May we always remember and remain thankful for the service and sacrifice of those who serve.

We are thankful and we remember.
Thankful to all who have served, sacrificed and survived.
We remember those who have given their lives.
It's not about politics or pacifism.
I know of no soldier who who loves war and hates peace.
We pause and remember all those who have served and sacrificed.
We pause and remember in prayer those who gave their lives for our country, or more recently, for those of another country, in the hope that they might one day experience democracy and freedom.


    O Almighty and most merciful God, of thy bountiful goodness keep them, we beseech thee, from all things that may hurt them; that, being ready both in body and soul, they may cheerfully accomplish those things which thou commandest; through Jesus Christ our Lord. Amen.

    We beseech thee, Almighty God, look upon the hearty desires of thy humble servants, in service to their country, and stretch forth the right hand of thy Majesty, to be their defense against all their enemies; through Jesus Christ our Lord. Amen.

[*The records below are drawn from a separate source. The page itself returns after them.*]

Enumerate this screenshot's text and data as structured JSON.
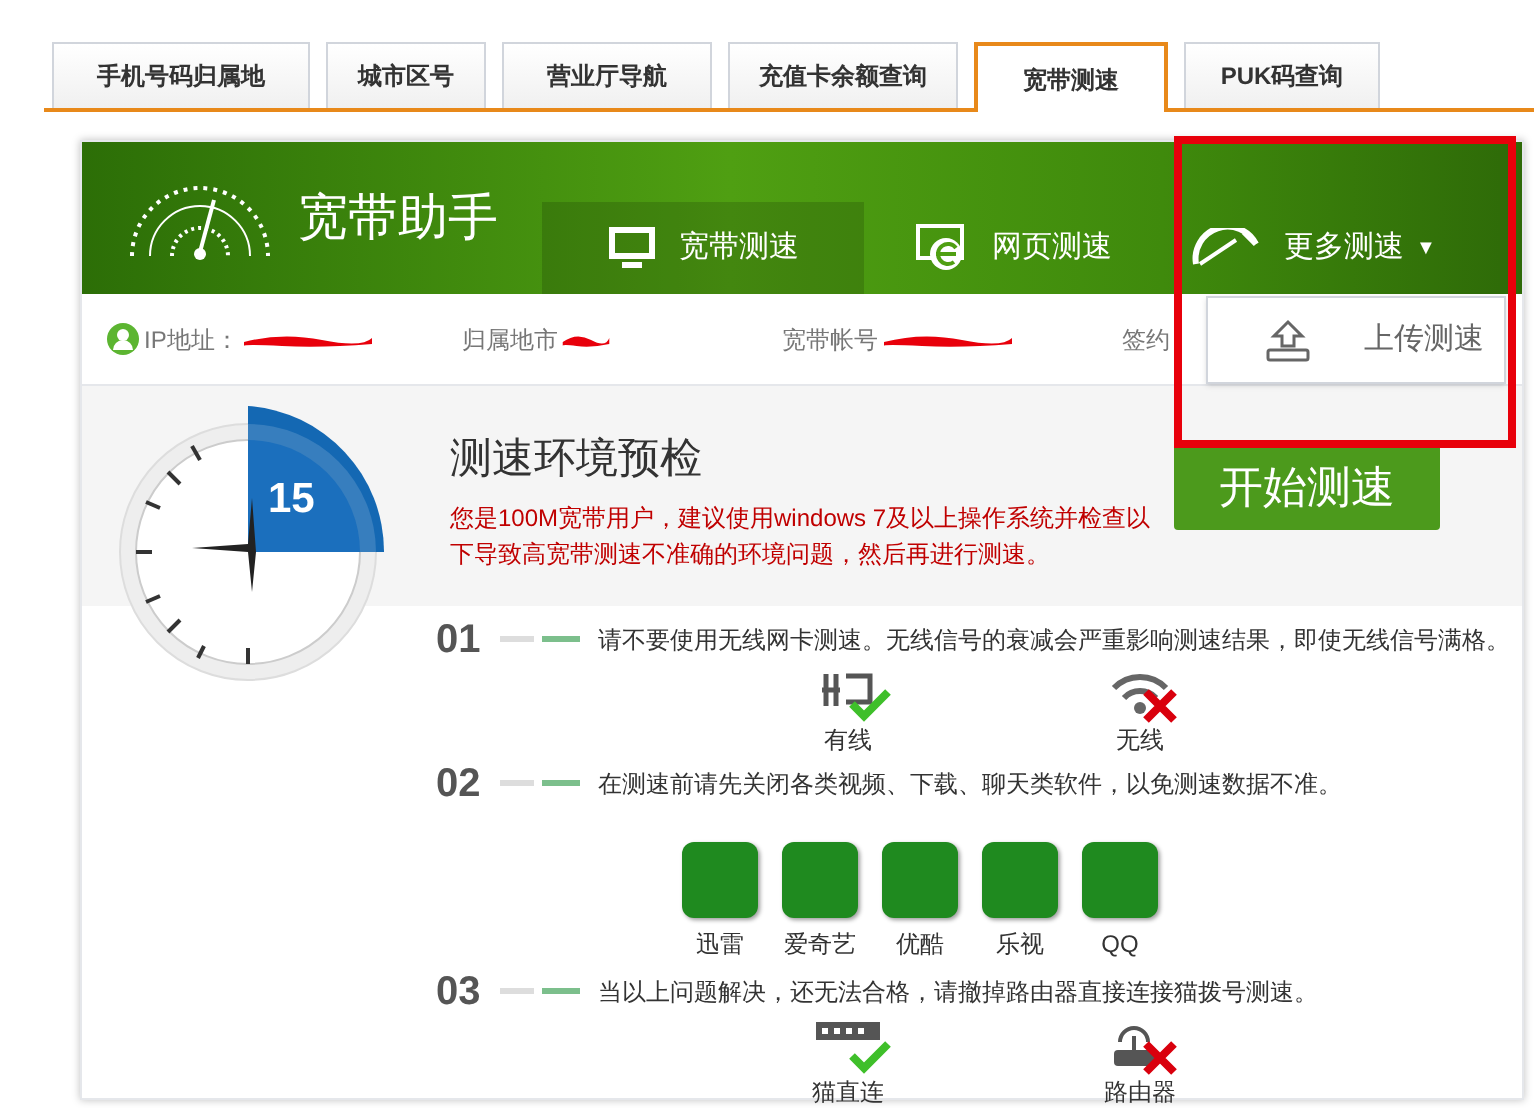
{
  "tabs": [
    {
      "label": "手机号码归属地",
      "selected": false
    },
    {
      "label": "城市区号",
      "selected": false
    },
    {
      "label": "营业厅导航",
      "selected": false
    },
    {
      "label": "充值卡余额查询",
      "selected": false
    },
    {
      "label": "宽带测速",
      "selected": true
    },
    {
      "label": "PUK码查询",
      "selected": false
    }
  ],
  "header": {
    "title": "宽带助手",
    "nav": [
      {
        "label": "宽带测速",
        "selected": true
      },
      {
        "label": "网页测速",
        "selected": false
      },
      {
        "label": "更多测速",
        "selected": false,
        "dropdown": "▼"
      }
    ],
    "dropdown_items": [
      "上传测速"
    ]
  },
  "info_row": [
    {
      "label": "IP地址："
    },
    {
      "label": "归属地市"
    },
    {
      "label": "宽带帐号"
    },
    {
      "label": "签约"
    }
  ],
  "precheck": {
    "timer": "15",
    "title": "测速环境预检",
    "notice": "您是100M宽带用户，建议使用windows 7及以上操作系统并检查以下导致高宽带测速不准确的环境问题，然后再进行测速。",
    "start_button": "开始测速"
  },
  "steps": [
    {
      "number": "01",
      "text": "请不要使用无线网卡测速。无线信号的衰减会严重影响测速结果，即使无线信号满格。",
      "items": [
        {
          "label": "有线",
          "kind": "allowed"
        },
        {
          "label": "无线",
          "kind": "blocked"
        }
      ]
    },
    {
      "number": "02",
      "text": "在测速前请先关闭各类视频、下载、聊天类软件，以免测速数据不准。",
      "apps": [
        "迅雷",
        "爱奇艺",
        "优酷",
        "乐视",
        "QQ"
      ]
    },
    {
      "number": "03",
      "text": "当以上问题解决，还无法合格，请撤掉路由器直接连接猫拨号测速。",
      "items": [
        {
          "label": "猫直连",
          "kind": "allowed"
        },
        {
          "label": "路由器",
          "kind": "blocked"
        }
      ]
    }
  ]
}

*Modified (italics) from the Prayerbook for Soldiers and Sailors.